3. Early Summer (Bakushu) (Dir: Yasujiro Ozu, 1951)
This is another masterpiece by Ozu, with Setsuko Hara playing yet another young woman named Noriko. But this Noriko is under pressure to marry not just from one parent, but from an entire extended family, consisting of her brother (Chishu Ryu), his wife and two bratty schoolboy sons, her parents, and an elderly uncle visiting from the country. If I’m tempted to call this movie my favorite Ozu work – with the possible exception of Tokyo Story (see part II) – one reason for this is that the large cast gives the director a chance to demonstrate his remarkable evenhandedness as an artist. Ozu’s films are not about men or women, or about children or old people. They’re about people of all ages and genders, viewed with equal sympathy and insight. The other reason I love this movie is because it contains perhaps the most beautiful tracking and crane shots in all Japanese Cinema – which is truly remarkable because, by the end of his career in the early 1960s, Ozu never moved the camera at all!

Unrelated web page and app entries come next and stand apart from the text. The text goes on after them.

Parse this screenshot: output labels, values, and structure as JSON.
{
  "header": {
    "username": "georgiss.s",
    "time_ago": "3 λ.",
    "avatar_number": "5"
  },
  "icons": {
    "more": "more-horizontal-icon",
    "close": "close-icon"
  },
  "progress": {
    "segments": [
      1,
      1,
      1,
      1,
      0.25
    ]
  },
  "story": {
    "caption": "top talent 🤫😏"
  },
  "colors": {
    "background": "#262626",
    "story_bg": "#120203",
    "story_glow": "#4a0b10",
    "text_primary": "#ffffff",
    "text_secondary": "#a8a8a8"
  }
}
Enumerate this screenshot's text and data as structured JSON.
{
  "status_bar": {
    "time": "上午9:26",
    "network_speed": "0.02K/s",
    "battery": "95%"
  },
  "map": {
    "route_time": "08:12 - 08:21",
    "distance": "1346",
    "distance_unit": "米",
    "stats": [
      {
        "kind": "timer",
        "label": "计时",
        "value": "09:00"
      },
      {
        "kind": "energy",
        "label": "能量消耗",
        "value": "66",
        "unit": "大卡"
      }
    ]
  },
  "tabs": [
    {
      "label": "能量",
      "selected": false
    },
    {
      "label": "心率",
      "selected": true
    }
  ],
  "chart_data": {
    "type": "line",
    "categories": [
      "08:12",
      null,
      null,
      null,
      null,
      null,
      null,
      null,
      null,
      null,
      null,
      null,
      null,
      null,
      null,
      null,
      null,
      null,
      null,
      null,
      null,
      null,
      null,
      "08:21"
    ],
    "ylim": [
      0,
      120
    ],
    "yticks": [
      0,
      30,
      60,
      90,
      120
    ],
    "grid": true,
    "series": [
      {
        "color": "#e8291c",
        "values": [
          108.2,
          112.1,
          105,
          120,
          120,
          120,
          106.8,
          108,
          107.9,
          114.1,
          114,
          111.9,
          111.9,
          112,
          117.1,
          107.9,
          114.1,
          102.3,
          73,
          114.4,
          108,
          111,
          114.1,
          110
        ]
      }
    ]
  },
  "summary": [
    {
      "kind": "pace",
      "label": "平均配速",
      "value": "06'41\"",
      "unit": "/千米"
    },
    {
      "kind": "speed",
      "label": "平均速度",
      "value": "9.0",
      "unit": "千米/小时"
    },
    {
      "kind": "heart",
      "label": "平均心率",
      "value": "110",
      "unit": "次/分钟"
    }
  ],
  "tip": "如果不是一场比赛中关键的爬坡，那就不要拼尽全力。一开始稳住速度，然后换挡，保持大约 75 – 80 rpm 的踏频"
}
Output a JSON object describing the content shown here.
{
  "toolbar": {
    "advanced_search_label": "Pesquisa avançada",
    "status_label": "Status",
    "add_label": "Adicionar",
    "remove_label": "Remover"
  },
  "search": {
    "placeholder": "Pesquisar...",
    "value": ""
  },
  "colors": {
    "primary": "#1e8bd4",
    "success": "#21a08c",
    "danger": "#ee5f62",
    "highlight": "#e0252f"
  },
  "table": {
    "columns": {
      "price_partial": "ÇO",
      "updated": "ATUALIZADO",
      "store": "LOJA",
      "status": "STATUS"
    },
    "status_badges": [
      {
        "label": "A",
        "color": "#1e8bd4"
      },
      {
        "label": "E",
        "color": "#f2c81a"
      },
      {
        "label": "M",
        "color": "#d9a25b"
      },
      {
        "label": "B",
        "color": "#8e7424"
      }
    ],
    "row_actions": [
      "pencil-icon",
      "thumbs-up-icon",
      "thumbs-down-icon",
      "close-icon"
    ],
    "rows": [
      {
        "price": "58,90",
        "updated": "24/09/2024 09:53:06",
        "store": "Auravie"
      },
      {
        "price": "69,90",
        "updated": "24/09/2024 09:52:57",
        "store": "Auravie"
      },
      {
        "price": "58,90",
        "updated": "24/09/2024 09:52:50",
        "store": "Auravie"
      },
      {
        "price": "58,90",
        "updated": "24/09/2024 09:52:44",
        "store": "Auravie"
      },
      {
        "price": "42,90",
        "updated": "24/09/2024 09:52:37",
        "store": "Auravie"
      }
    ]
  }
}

4. Carmen Comes Home (Karumen kokyō ni kaeru) (Dir: Keisuke Kinoshita, 1951)
This more-or-less wonderful musical comedy was the first feature-length color film ever produced in Japan – and though the Japanese were late bloomers as far as color was concerned, they certainly got it right the first time! Little-known master Kinoshita created a film that’s both hilarious and very pretty to look at, but with an undertone of postwar melancholy that’s never entirely concealed. The plot is about a less-than-bright girl (Hideko Takamine) from a remote rural village who returns after having made good in the city – as a stripper. The movie contrasts two clashing types of innocence: the gentle eccentricity of the village folk and the lovable silliness and pretentiousness of Carmen, who insists that her striptease act is “art.” Takamine, who is cast against type here (she usually played smart, thoughtful, modest young ladies), is utterly delightful in the title role.
(Continued in Part II)